Calderon added that even half comatose she heard noises. Nurses telling patients that they were in the recovery room and how their surgery was over now. In the end, though, Calderon found herself retreating to dreamless half-sleep while the fluids in her body stabilized enough for the recovery team to OK her transfer to the regular floor.
At 5 that evening – three hours after the surgeon debriefed Calderon’s husband and five hours after the couple rode the red elevator up to pre-op department – she arrived in her room.
“I was still very dehydrated and felt like I couldn’t breathe. It’s this dry air up here in Oregon. Not like what I was raised with in Panama,” said Calderon. “But I got a wet cloth for my face and my husband brought the humidifier from home. That really helped.”
Between the moist air, bouquets of flowers from well-wishers, and light blue pajamas in moon and stars print, the post-op patient made the best of her two nights and two days in the hospital.
“They only gave me clear broth the first day and a half. Dinner, breakfast and lunch – clear broth and Jell-O that I don’t like so I didn’t eat it.”
The Calderons are part of Portland’s natural foods community and normally gravitate toward whole grains, vegetables from the neighborhood farmer’s market, raspberries, grapes, pears and apples from their own vines and trees.
Still, Calderon put down a turkey dinner complete with gravy, pumpkin pudding and a white roll when her first meal made its appearance.
Despite the so-so food, Calderon was very pleased about one outcome of the surgery. Indeed, it was why she decided have the procedure in the first place.
“I learned that uterine fibroids run in my family, but my doctor told me fibroids tend to go away once women reach menopause,” said Calderon. “So basically the only reason people need to do anything about them is if they are causing pain or other problems related to their size.”
“Since the fibroid I had was growing fast, I had started feeling pain after doing yoga and also during my period I’d experience cramps. Also and perhaps the most annoying, was frequency of urination. I felt like I had to use the rest room all the time, and then when I’d go, there’d just be this little bit. It was a hassle.”

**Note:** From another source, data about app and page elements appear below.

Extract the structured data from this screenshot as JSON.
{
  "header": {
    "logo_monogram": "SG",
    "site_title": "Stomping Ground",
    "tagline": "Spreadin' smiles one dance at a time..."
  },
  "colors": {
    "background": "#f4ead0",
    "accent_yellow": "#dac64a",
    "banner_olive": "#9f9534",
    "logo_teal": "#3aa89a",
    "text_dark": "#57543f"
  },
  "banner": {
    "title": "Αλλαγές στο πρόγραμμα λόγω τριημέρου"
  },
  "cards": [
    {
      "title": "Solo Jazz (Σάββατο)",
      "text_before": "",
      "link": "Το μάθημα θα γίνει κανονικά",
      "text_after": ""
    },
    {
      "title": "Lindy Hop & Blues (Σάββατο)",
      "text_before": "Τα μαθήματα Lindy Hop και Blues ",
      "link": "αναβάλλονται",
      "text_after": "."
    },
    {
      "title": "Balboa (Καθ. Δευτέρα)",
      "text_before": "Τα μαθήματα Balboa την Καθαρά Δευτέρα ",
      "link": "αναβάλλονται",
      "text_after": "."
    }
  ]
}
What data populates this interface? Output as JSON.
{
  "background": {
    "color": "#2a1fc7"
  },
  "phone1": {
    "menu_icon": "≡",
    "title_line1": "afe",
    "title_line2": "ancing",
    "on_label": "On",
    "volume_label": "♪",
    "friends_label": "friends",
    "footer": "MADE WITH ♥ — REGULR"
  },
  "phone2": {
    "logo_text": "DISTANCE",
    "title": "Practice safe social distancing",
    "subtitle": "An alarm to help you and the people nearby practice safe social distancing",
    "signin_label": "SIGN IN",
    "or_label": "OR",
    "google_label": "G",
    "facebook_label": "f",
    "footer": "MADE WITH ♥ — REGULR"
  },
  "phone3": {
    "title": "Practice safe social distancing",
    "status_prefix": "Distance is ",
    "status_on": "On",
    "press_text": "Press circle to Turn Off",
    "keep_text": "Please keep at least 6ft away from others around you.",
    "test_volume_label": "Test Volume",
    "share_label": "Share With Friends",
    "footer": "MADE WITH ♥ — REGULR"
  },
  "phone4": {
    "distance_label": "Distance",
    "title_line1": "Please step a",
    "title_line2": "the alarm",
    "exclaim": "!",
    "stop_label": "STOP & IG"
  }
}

“So I was glad to discover that after the surgery, the urgency to use the rest room all the time was gone. I noticed it right away. My bladder emptied more easily than before. So that made me feel good that I had the operation – even though the recovery was quite a bit more than I expected.”
Continued in Part Three